Today has been most exciting and tense. The day before the expected battle. Many times I have read about the feelings of men as they waited for the dawn and the commencement of the battle, tonight I am going through that same sensation. The preliminary of the battle is now going on. The artillery is firing on all sides, getting the range for their guns and testing them out in preparation of the awful barrage they are to put down on the enemy tomorrow morning. The tanks have gone forward to get into line for their part of the battle. The roads have been packed all day with lorries [trucks], wagons, automobiles and troops all going forward to take their part in the coming battle. I have been very busy finishing up my preparations. We really make the first start as we have to mark out the line from which the start is made at zero hour on Z day. Last night a preliminary survey was made and tonight we actually lay the white tape which will guide the infantry and insure their bearing on a straight front.


I hope to have read by midnight that the work is accomplished, and without casualties. In the meantime I am waiting amidst the booming of guns, the crash of shells and the [?] noise of bursting bombs, dropped by airplanes. A short time ago (1/2 hour) a plane flew over us and dropped six bombs one after another, they hit and burst near by. The search lights caught up the plane and one of ours attacked it, but it escaped. I presume the planes will keep up their buzz all night, and drop their bombs on us if possible.


I have taken every precaution possible to have my part of the battle program ready. I have confidence in my officers and men and believe they will be right on the job at the right time. The marking of the tape is a very particular task, and the final marking will be done by Lieuts. Griffin and Taylor.


I was up late last night on work connected with the Battle program and did not get up this morning until 7:10 A.M. Then it has been a continuous hustle all day long. I was working out my battle order and instructions for the regiment. I went in to the Hdq. 1st Bn. at Hervilly for final conference with Maj. Cothran, Capt. Winthrop and Capt. Brooks. It began to rain soon after we started which was favorable to us in connection with our hauling up supplies to our dumps, without being observed by the enemy, but it made the roads very slick and muddy. It is now [?] [?] we are all praying for a clear, sunshine day, tomorrow. On returning to camp had conference with G.3 and C. of S. and was able to report that last nights work was satisfactory.


This P.M. we have moved Div. Hdq. to a camp in a quarry, northeast of Roisel [France], at K11C5.6. This location is our Battle Headquarters. We are in huts banked up with earth and sleep in bunks. My office is in the same hut. The Division surgeon also has his office in the same hut and sleeps here. We probably will not sleep very much tonight.

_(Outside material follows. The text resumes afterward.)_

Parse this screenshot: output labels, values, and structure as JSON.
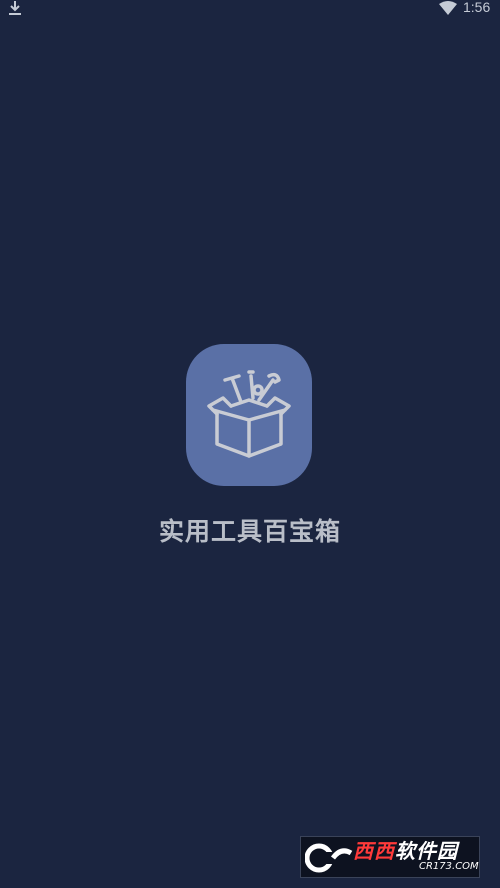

It is now 10:30 P.M. and I am thinking of my men out in front of our trenches, laying the white tape. I should receive word by 1 A.M. that the tape is laid. There it is just a wait until zero hour when the battle begins. While it is my part of a bigger battle extending along nearly the while line, yet to us it is the big think, and our boys will come out victorious or be in the Beyond.


To learn more about the role of Joseph Hyde Pratt and the 105th Engineers in WWI, you can read Pratt's original field records and war diaries in the Joseph Hyde Pratt Papers in the WWI Papers of the Military Collection at the State Archives of North Carolina.